(Element data from apps and pages)
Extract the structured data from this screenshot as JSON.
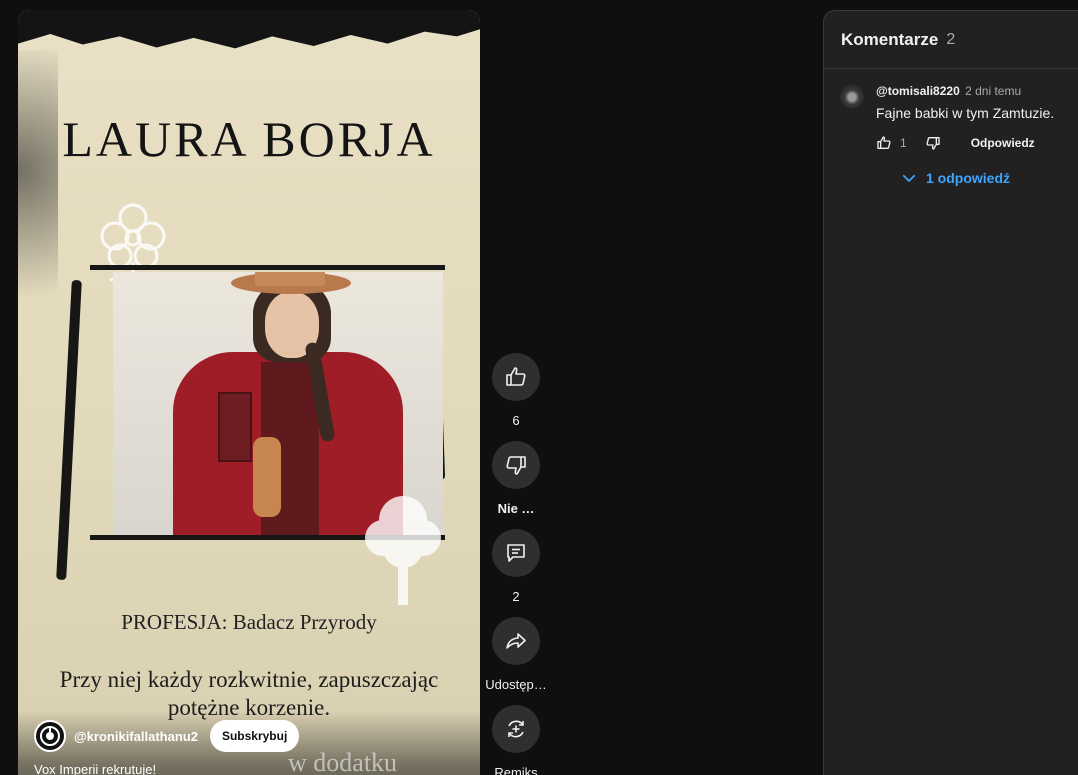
{
  "video": {
    "title_overlay": "LAURA BORJA",
    "profession": "PROFESJA: Badacz Przyrody",
    "tagline": "Przy niej każdy rozkwitnie, zapuszczając potężne korzenie.",
    "faint_text": "w dodatku",
    "channel": "@kronikifallathanu2",
    "subscribe_label": "Subskrybuj",
    "caption": "Vox Imperii rekrutuje!"
  },
  "actions": {
    "like_count": "6",
    "dislike_label": "Nie …",
    "comment_count": "2",
    "share_label": "Udostęp…",
    "remix_label": "Remiks"
  },
  "comments": {
    "title": "Komentarze",
    "count": "2",
    "items": [
      {
        "author": "@tomisali8220",
        "time": "2 dni temu",
        "text": "Fajne babki w tym Zamtuzie.",
        "likes": "1",
        "reply_label": "Odpowiedz",
        "replies_label": "1 odpowiedź"
      }
    ]
  },
  "colors": {
    "background": "#0f0f0f",
    "panel": "#212121",
    "link": "#3ea6ff",
    "paper": "#e6ddc2",
    "jacket": "#9e1d27"
  }
}
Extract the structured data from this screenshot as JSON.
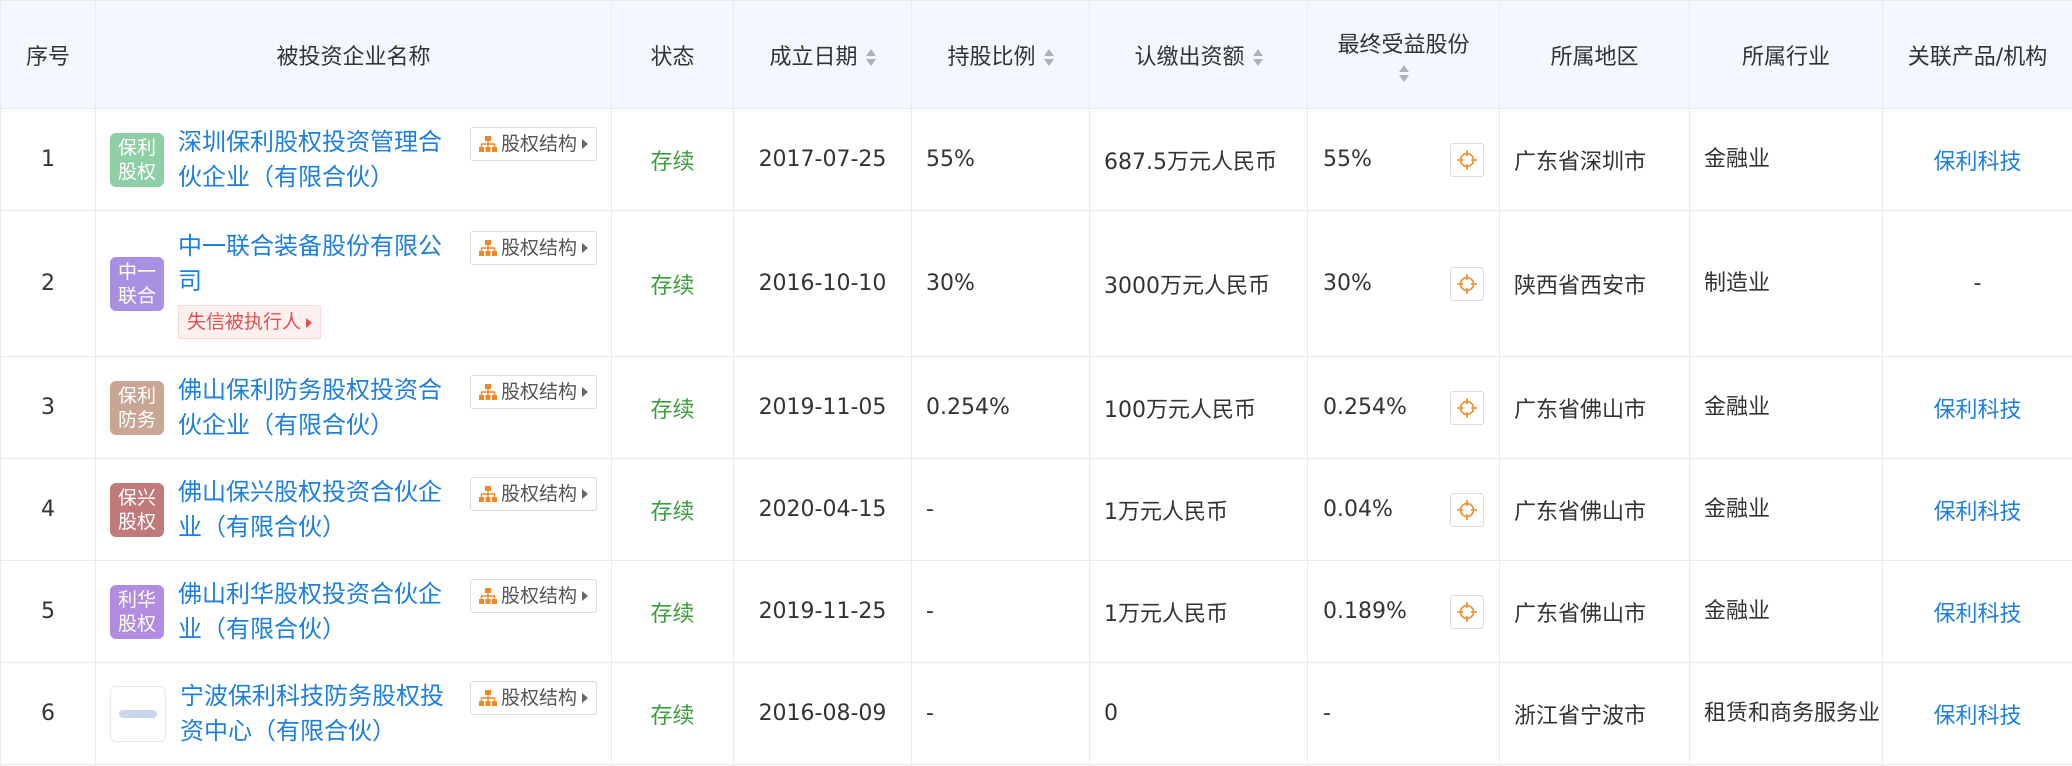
{
  "headers": {
    "idx": "序号",
    "company": "被投资企业名称",
    "status": "状态",
    "date": "成立日期",
    "ratio": "持股比例",
    "capital": "认缴出资额",
    "beneficial": "最终受益股份",
    "region": "所属地区",
    "industry": "所属行业",
    "product": "关联产品/机构"
  },
  "equity_btn_label": "股权结构",
  "rows": [
    {
      "idx": "1",
      "logo": "保利股权",
      "logo_color": "#8fcfa5",
      "name": "深圳保利股权投资管理合伙企业（有限合伙）",
      "status": "存续",
      "date": "2017-07-25",
      "ratio": "55%",
      "capital": "687.5万元人民币",
      "beneficial": "55%",
      "region": "广东省深圳市",
      "industry": "金融业",
      "product": "保利科技"
    },
    {
      "idx": "2",
      "logo": "中一联合",
      "logo_color": "#a98fe0",
      "name": "中一联合装备股份有限公司",
      "tag": "失信被执行人",
      "status": "存续",
      "date": "2016-10-10",
      "ratio": "30%",
      "capital": "3000万元人民币",
      "beneficial": "30%",
      "region": "陕西省西安市",
      "industry": "制造业",
      "product": "-"
    },
    {
      "idx": "3",
      "logo": "保利防务",
      "logo_color": "#c9a693",
      "name": "佛山保利防务股权投资合伙企业（有限合伙）",
      "status": "存续",
      "date": "2019-11-05",
      "ratio": "0.254%",
      "capital": "100万元人民币",
      "beneficial": "0.254%",
      "region": "广东省佛山市",
      "industry": "金融业",
      "product": "保利科技"
    },
    {
      "idx": "4",
      "logo": "保兴股权",
      "logo_color": "#c07a7a",
      "name": "佛山保兴股权投资合伙企业（有限合伙）",
      "status": "存续",
      "date": "2020-04-15",
      "ratio": "-",
      "capital": "1万元人民币",
      "beneficial": "0.04%",
      "region": "广东省佛山市",
      "industry": "金融业",
      "product": "保利科技"
    },
    {
      "idx": "5",
      "logo": "利华股权",
      "logo_color": "#b18ce0",
      "name": "佛山利华股权投资合伙企业（有限合伙）",
      "status": "存续",
      "date": "2019-11-25",
      "ratio": "-",
      "capital": "1万元人民币",
      "beneficial": "0.189%",
      "region": "广东省佛山市",
      "industry": "金融业",
      "product": "保利科技"
    },
    {
      "idx": "6",
      "logo": "",
      "logo_color": "",
      "name": "宁波保利科技防务股权投资中心（有限合伙）",
      "status": "存续",
      "date": "2016-08-09",
      "ratio": "-",
      "capital": "0",
      "beneficial": "-",
      "region": "浙江省宁波市",
      "industry": "租赁和商务服务业",
      "product": "保利科技"
    }
  ],
  "colors": {
    "link": "#1d7fe0",
    "status": "#3a9e3e",
    "header_bg": "#f2f8fd",
    "warn": "#e45050",
    "target": "#f08a24"
  }
}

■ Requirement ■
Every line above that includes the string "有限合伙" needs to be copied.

■ Response to this task ■
      "name": "深圳保利股权投资管理合伙企业（有限合伙）",
      "name": "佛山保利防务股权投资合伙企业（有限合伙）",
      "name": "佛山保兴股权投资合伙企业（有限合伙）",
      "name": "佛山利华股权投资合伙企业（有限合伙）",
      "name": "宁波保利科技防务股权投资中心（有限合伙）",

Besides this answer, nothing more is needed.